Core programs are those implemented by Correctional Service Canada (“CSC”) that the prisoner’s Parole Officer recommends the prisoner to take. These programs are meant to help prisoners address their risk factors to reduce their risk of reoffending. Not all prisoners are recommended to take a core program.
CSC uses the Integrated Correctional Program Model (ICPM) for male prisoners, who may be referred to the multi-target stream, sex offender stream, or Aboriginal multi-target stream. Within each of these three streams, there is a high intensity and moderate intensity program.
Generally, male prisoners must first participate in a primer program before starting their core program. The primer is a shorter program that prepares prisoners for the longer core programs, which can take several months to complete. After a prisoner completes their core program, they can also be recommended to take maintenance programs (in prison and/or in the community).
Women prisoners may be referred to the Women’s Engagement Program (a low-intensity introductory program) and either the Women Offender Moderate Intensity Program, Women Offender High Intensity Program, or Women’s Sex Offender Program. They may also be referred for the Women Offender Self-Management Program and/or Women’s Modular Intervention.
A range of programs exist specifically for Indigenous men and women, as well as Inuit men.
Not every program is available at every institution, so prisoners may be moved to specific prisons to access recommended programs.
Completion of a program is not a requirement to get parole, but progress in programming (or the lack thereof) is a factor considered by the Parole Board of Canada.

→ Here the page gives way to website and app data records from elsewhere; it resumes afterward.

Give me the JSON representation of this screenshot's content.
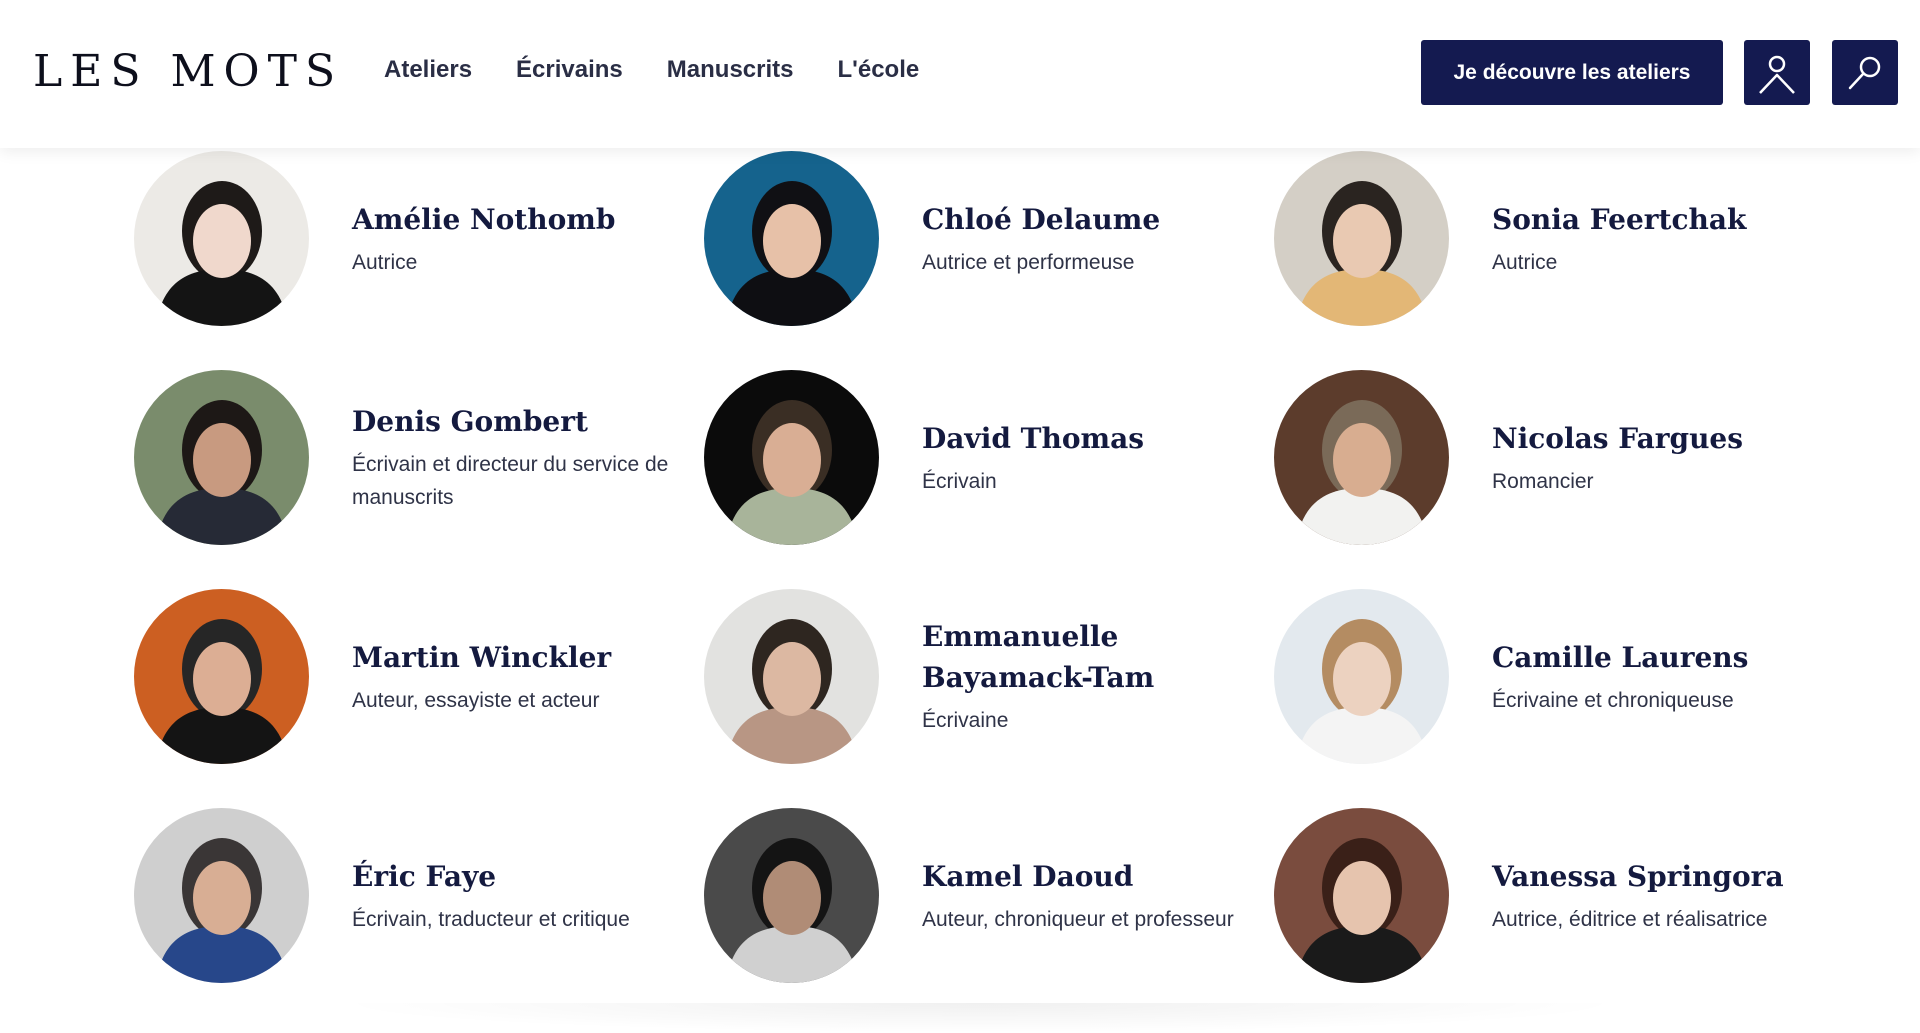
{
  "header": {
    "logo": "LES MOTS",
    "nav": [
      "Ateliers",
      "Écrivains",
      "Manuscrits",
      "L'école"
    ],
    "cta_label": "Je découvre les ateliers",
    "account_icon": "user-icon",
    "search_icon": "search-icon",
    "brand_color": "#141a50"
  },
  "writers": [
    {
      "name": "Amélie Nothomb",
      "role": "Autrice",
      "bg": "#eceae6",
      "skin": "#f0d8cc",
      "hair": "#1e1a18",
      "cloth": "#141414"
    },
    {
      "name": "Chloé Delaume",
      "role": "Autrice et performeuse",
      "bg": "#15638d",
      "skin": "#e7c1a8",
      "hair": "#101014",
      "cloth": "#0e0e12"
    },
    {
      "name": "Sonia Feertchak",
      "role": "Autrice",
      "bg": "#d4cfc6",
      "skin": "#e9c9b2",
      "hair": "#2a2420",
      "cloth": "#e3b776"
    },
    {
      "name": "Denis Gombert",
      "role": "Écrivain et directeur du service de manuscrits",
      "bg": "#7a8c6c",
      "skin": "#c89a80",
      "hair": "#1d1816",
      "cloth": "#262a36"
    },
    {
      "name": "David Thomas",
      "role": "Écrivain",
      "bg": "#0b0b0b",
      "skin": "#d9ae94",
      "hair": "#3a2e24",
      "cloth": "#a8b49a"
    },
    {
      "name": "Nicolas Fargues",
      "role": "Romancier",
      "bg": "#5c3c2c",
      "skin": "#d8ad90",
      "hair": "#7a6a58",
      "cloth": "#f2f2f0"
    },
    {
      "name": "Martin Winckler",
      "role": "Auteur, essayiste et acteur",
      "bg": "#cc5f22",
      "skin": "#dcae94",
      "hair": "#262626",
      "cloth": "#141414"
    },
    {
      "name": "Emmanuelle Bayamack-Tam",
      "role": "Écrivaine",
      "bg": "#e2e2e0",
      "skin": "#dcb8a2",
      "hair": "#2e2620",
      "cloth": "#b89684"
    },
    {
      "name": "Camille Laurens",
      "role": "Écrivaine et chroniqueuse",
      "bg": "#e3e9ee",
      "skin": "#ecd2c0",
      "hair": "#b48c62",
      "cloth": "#f4f4f4"
    },
    {
      "name": "Éric Faye",
      "role": "Écrivain, traducteur et critique",
      "bg": "#cfcfcf",
      "skin": "#d8ae94",
      "hair": "#3a3636",
      "cloth": "#27478a"
    },
    {
      "name": "Kamel Daoud",
      "role": "Auteur, chroniqueur et professeur",
      "bg": "#4a4a4a",
      "skin": "#b08c76",
      "hair": "#141414",
      "cloth": "#d0d0d0"
    },
    {
      "name": "Vanessa Springora",
      "role": "Autrice, éditrice et réalisatrice",
      "bg": "#7a4c3e",
      "skin": "#e6c4ae",
      "hair": "#3a2018",
      "cloth": "#1a1a1a"
    }
  ]
}
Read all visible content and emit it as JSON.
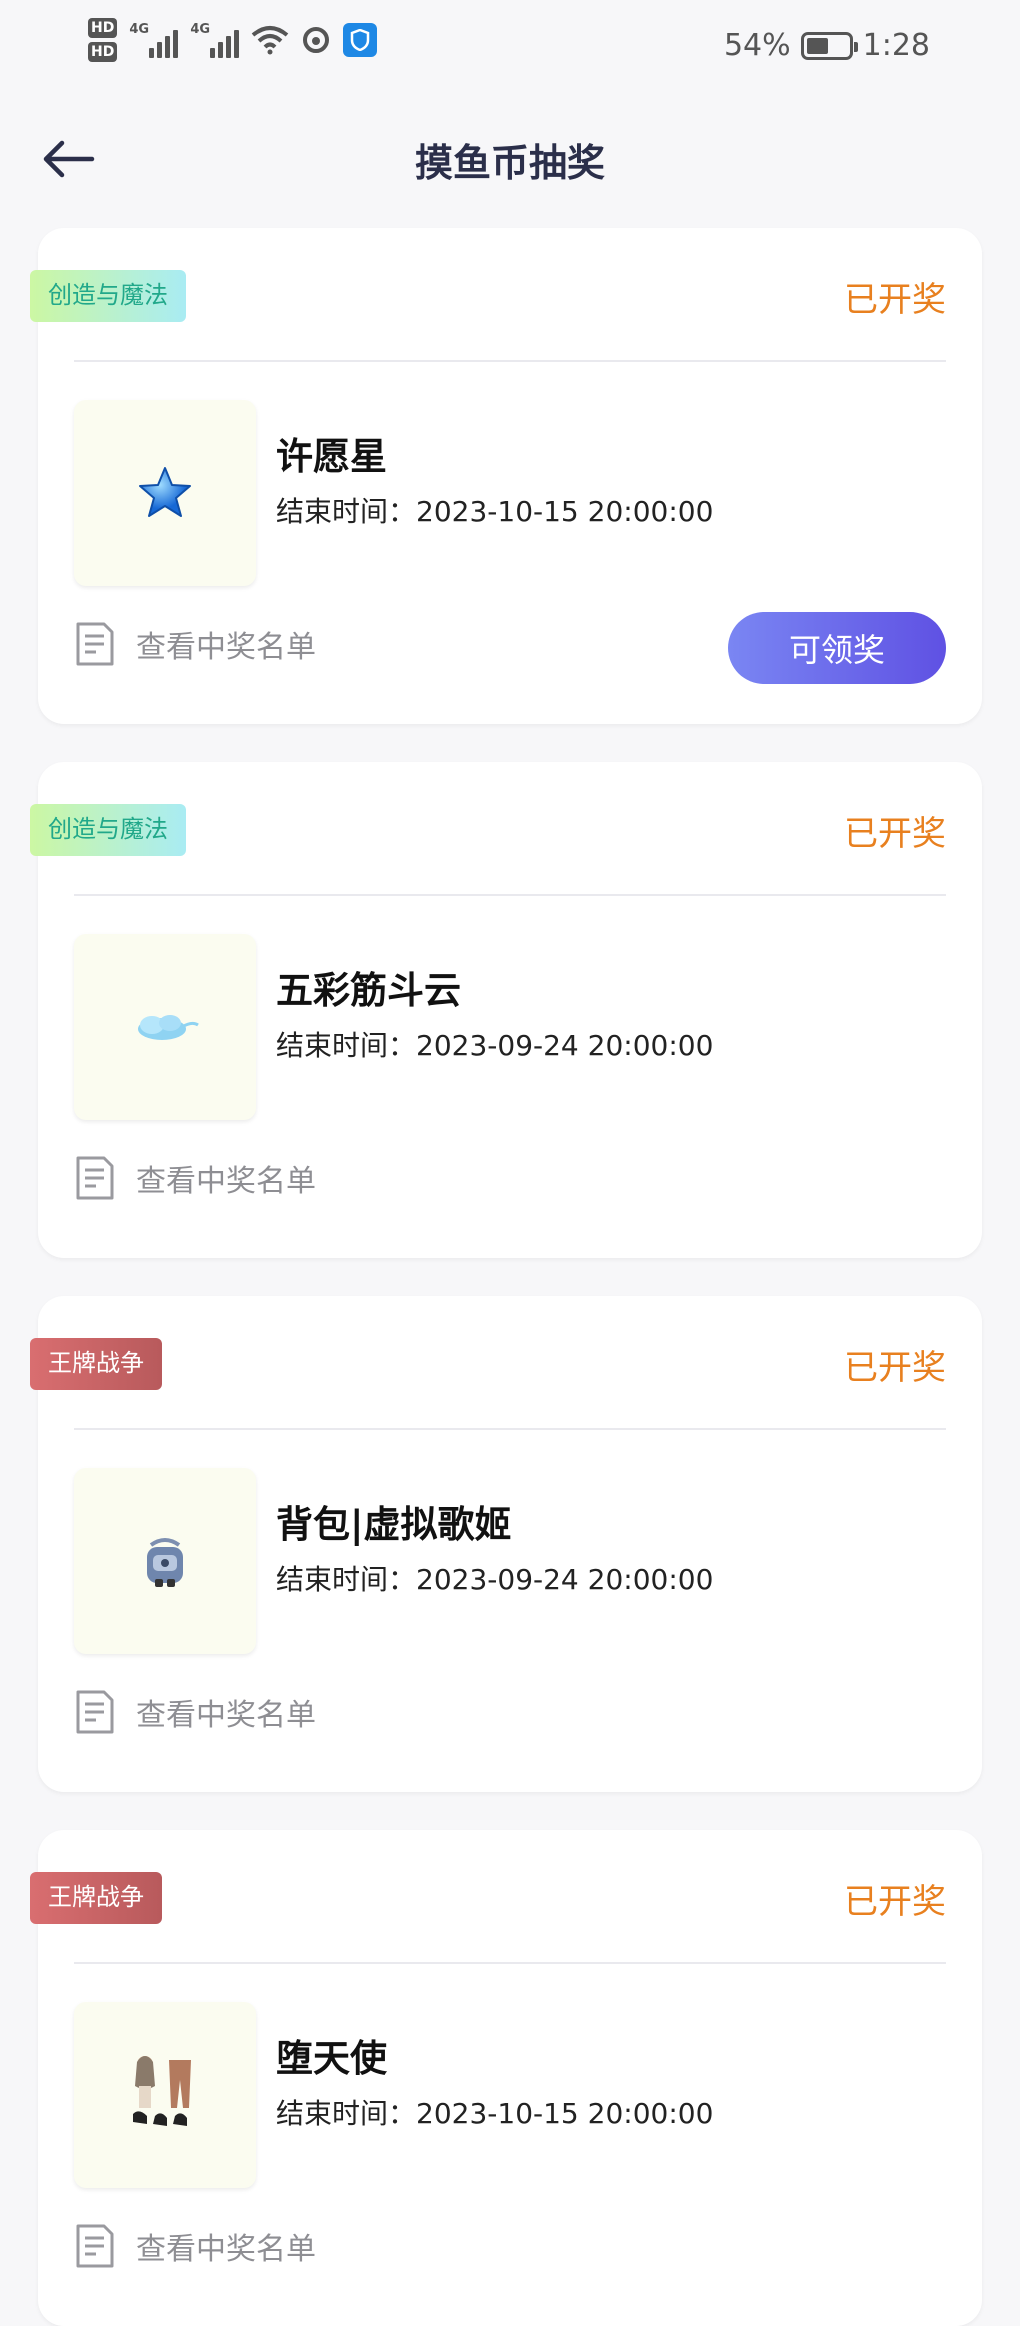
{
  "status_bar": {
    "hd1": "HD",
    "hd2": "HD",
    "net1": "4G",
    "net2": "4G",
    "battery": "54%",
    "battery_level": 0.54,
    "time": "1:28"
  },
  "header": {
    "title": "摸鱼币抽奖"
  },
  "common": {
    "end_time_label": "结束时间：",
    "winners_label": "查看中奖名单"
  },
  "cards": [
    {
      "category": "创造与魔法",
      "status": "已开奖",
      "name": "许愿星",
      "end_time": "2023-10-15 20:00:00",
      "claim_label": "可领奖",
      "image_icon": "blue-star-icon"
    },
    {
      "category": "创造与魔法",
      "status": "已开奖",
      "name": "五彩筋斗云",
      "end_time": "2023-09-24 20:00:00",
      "image_icon": "cloud-icon"
    },
    {
      "category": "王牌战争",
      "status": "已开奖",
      "name": "背包|虚拟歌姬",
      "end_time": "2023-09-24 20:00:00",
      "image_icon": "backpack-icon"
    },
    {
      "category": "王牌战争",
      "status": "已开奖",
      "name": "堕天使",
      "end_time": "2023-10-15 20:00:00",
      "image_icon": "outfit-icon"
    }
  ],
  "colors": {
    "status_orange": "#e8801f",
    "claim_gradient_start": "#7a86f3",
    "claim_gradient_end": "#5f51e3",
    "tag_green_text": "#21a88a",
    "tag_red_bg": "#c96365"
  }
}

A prisoner who has failed to complete a recommended core program may be denied parole if the prisoner’s risk to the community is deemed unmanageable.
A variety of other voluntary programs and opportunities may also be available (for example Alcoholics Anonymous and religious studies). These can be very useful for prisoners, but they are not a substitute for the core programs recommended and run by CSC.
Due to COVID-19, certain core programs may have very long waitlists, and many voluntary programs are still suspended. This can present a challenge for prisoners trying to gain support for parole, especially if the prisoner does not expect to be done their program until close to their statutory release date. Contact us if you need assistance with parole.